In light of such “unanswered questions,” the judge held that the issue of where the underlying models were developed and/or trained could not be decided at the summary judgement stage and must be decided at trial.
A Bi-National Battle
Not the only case that pits Stability AI against Seattle-headquartered Getty Images, as the latter filed a headline-making lawsuit against the generative AI platform provider in a federal court in Delaware in February. In its stateside suit, Getty claims that as part of a “brazen infringement of [its] intellectual property on a staggering scale,” Stability AI has copied millions of photographs from its collection “without permission from or compensation to Getty Images, as part of its efforts to build a competing business.”
In addition to setting out copyright infringement claims in connection with Stability AI’s alleged “scraping [of] links to billions [images] from various websites, including Getty Images’ websites,” which are “highly desirable” for training AI programs, Getty also makes trademark infringement and dilution claims. According to Getty, “the Stable Diffusion model frequently generates output bearing a modified version of the Getty Images watermark,” which appear, in some cases, on output that is “of much lower quality and at times ranges from the bizarre to the grotesque.”
Beyond causing confusion (and thereby, giving rise to trademark infringement), Getty asserts that Stability AI’s “incorporation of Getty Images’ marks into low quality, unappealing, or offensive images dilutes those marks in further violation of federal and state trademark laws.”
Stability AI has sought dismissal in that case, arguing this spring that the court lacks personal jurisdiction over its UK-based arm Stability AI Ltd., which Getty added as a defendant when it amended its complaint in March. Part of the problem, according to Stability AI, is that the photo agency has “not even attempted to plead a statutory basis for jurisdiction” for Stability AI Ltd., which is a “necessary and indispensable party.” In short: “The Amended Complaint fails to allege any connection between Delaware and Stability AI Ltd.’s alleged infringing acts,” and thus, the court has “two options: dismissal or transfer.”
As for Getty’s likelihood of success in the UK versus the U.S., it may have an advantage on Stability AI’s home turf, as “the UK’s ‘fair dealing’ exceptions to copyright infringement are narrower than the more fluid ‘fair use’ exceptions in the U.S.,” Potter Clarkson’s Mark Nichols stated in a note. While the UK’s exception to copyright infringement for text and data mining is currently restricted to certain uses, such as for non-commercial research and/or “criticism, review or quotation,” Nichols asserts that “the UK government has proposed to extend this exception to text and data mining of copyright materials … which could enable generative AI to be trained on online data without risking copyright infringement.”
The UK government has since revealed that it will not proceed with “a broad copyright exception for data mining,” but a representative for the UK’s Intellectual Property Office said that it “seeks to strike a balanced and pragmatic approach through the development of a code of practice which allows AI innovators and the creative industries to grow in partnership.” This includes “making licenses for data mining more available,” helping “to overcome barriers that AI firms and users currently face, and ensuring that there are protections for rights holders.”

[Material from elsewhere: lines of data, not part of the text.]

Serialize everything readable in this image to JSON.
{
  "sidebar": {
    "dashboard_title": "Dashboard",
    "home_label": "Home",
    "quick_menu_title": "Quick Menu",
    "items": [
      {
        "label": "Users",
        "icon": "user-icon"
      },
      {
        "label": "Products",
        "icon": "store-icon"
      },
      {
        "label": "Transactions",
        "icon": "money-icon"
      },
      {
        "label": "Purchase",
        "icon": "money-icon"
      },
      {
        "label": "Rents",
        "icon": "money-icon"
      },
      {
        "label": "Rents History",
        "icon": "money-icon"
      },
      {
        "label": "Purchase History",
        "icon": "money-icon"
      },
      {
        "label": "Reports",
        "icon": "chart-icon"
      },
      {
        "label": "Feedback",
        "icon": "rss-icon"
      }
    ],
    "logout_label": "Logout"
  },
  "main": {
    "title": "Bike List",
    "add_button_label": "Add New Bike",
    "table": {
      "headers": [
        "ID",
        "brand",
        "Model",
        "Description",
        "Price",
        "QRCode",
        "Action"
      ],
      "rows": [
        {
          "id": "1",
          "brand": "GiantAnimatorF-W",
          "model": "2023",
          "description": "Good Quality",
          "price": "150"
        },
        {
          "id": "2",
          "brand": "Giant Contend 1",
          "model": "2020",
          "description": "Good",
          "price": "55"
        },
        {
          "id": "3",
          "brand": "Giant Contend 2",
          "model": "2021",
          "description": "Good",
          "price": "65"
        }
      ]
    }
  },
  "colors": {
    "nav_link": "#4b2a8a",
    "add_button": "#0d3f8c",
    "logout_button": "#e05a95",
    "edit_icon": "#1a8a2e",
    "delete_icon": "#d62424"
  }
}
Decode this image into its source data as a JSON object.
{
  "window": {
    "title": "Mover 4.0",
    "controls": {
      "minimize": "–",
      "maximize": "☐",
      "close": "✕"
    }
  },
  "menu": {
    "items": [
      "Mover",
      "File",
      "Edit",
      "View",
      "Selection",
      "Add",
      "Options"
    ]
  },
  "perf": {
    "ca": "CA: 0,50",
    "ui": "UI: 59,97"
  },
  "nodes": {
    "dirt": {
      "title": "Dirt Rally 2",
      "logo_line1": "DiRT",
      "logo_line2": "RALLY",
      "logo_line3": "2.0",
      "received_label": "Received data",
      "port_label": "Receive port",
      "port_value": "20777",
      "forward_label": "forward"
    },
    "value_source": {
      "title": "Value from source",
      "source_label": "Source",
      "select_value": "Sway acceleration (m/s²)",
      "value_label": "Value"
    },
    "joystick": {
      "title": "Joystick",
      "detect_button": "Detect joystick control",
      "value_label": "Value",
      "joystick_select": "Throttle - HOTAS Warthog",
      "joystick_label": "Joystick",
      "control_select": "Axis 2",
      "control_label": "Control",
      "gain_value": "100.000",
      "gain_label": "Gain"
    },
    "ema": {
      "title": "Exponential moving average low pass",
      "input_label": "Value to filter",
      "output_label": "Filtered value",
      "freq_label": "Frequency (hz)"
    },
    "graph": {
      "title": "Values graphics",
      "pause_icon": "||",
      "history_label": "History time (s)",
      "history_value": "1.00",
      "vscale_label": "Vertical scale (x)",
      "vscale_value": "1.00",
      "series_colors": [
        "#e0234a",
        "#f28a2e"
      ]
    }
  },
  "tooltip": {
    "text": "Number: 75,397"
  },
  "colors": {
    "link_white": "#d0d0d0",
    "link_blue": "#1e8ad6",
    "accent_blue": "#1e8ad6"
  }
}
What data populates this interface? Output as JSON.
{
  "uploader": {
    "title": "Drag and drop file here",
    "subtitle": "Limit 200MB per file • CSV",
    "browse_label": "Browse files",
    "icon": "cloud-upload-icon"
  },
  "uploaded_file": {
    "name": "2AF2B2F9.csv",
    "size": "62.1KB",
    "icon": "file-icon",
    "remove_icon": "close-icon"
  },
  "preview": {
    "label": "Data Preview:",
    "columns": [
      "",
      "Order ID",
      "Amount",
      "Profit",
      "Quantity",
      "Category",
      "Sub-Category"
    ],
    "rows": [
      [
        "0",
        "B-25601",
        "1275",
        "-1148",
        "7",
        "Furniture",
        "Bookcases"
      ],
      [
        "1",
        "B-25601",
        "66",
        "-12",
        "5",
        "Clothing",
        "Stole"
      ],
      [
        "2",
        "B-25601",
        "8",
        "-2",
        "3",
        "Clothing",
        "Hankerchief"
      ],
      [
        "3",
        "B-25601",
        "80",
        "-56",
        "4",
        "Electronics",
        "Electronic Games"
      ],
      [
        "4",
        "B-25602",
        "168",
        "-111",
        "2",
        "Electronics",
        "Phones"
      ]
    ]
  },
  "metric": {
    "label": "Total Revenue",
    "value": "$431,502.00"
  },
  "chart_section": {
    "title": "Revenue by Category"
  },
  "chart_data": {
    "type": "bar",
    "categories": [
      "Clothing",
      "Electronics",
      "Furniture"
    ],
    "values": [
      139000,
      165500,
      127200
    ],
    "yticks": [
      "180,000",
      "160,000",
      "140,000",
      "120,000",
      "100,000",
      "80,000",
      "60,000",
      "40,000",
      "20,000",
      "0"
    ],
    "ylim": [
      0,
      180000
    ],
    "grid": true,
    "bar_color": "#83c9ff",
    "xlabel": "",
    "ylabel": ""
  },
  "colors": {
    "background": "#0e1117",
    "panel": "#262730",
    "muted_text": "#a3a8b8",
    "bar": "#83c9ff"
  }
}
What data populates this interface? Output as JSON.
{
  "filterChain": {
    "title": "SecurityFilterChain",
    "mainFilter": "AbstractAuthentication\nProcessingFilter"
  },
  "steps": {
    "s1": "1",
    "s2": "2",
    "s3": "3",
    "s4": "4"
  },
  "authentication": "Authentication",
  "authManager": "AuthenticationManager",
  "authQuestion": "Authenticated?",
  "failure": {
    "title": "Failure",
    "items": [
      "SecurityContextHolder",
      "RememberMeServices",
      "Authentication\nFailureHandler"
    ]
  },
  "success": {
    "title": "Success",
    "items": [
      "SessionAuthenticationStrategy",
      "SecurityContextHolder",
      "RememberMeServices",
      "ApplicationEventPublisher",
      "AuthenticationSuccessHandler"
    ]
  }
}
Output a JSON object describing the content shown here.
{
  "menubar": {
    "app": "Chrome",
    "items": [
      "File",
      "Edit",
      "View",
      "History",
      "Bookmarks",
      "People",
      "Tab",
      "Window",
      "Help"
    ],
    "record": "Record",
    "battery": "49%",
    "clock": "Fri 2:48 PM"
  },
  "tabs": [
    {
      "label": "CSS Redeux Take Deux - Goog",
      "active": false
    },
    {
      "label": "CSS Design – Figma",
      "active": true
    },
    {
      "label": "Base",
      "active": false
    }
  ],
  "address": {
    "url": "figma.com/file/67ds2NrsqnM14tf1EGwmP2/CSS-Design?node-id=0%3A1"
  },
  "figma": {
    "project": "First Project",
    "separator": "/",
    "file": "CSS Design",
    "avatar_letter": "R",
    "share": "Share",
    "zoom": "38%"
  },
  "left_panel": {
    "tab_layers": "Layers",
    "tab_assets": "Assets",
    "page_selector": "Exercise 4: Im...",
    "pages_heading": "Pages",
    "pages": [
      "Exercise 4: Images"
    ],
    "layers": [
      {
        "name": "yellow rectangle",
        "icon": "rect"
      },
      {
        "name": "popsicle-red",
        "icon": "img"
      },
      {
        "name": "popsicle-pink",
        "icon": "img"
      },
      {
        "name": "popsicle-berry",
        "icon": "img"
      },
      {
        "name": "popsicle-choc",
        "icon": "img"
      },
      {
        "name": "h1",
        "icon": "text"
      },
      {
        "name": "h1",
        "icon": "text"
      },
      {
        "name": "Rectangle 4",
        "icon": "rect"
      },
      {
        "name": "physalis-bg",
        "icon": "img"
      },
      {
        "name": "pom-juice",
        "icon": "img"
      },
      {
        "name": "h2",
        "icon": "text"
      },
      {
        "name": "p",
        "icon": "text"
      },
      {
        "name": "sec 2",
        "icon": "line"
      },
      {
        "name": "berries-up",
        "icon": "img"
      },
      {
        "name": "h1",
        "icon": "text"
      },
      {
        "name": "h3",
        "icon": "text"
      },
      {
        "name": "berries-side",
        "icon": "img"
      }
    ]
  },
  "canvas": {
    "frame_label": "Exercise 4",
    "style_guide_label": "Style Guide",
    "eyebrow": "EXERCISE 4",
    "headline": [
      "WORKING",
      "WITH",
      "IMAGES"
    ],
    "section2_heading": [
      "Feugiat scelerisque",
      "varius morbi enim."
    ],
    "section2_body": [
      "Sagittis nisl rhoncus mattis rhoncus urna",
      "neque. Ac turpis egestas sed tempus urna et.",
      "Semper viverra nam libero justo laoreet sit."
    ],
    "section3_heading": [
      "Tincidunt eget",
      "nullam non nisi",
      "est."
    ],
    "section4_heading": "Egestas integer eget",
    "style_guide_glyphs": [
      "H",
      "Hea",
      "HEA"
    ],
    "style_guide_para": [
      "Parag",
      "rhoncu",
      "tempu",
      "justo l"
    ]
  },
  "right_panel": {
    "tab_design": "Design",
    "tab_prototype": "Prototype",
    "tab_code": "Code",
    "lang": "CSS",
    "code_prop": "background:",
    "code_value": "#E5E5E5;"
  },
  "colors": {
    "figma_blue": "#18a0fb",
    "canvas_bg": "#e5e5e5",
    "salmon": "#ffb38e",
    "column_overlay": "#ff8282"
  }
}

The case is Getty Images (US), Inc. v. Stability AI, Inc., 1:23-cv-00135 (D.Del.).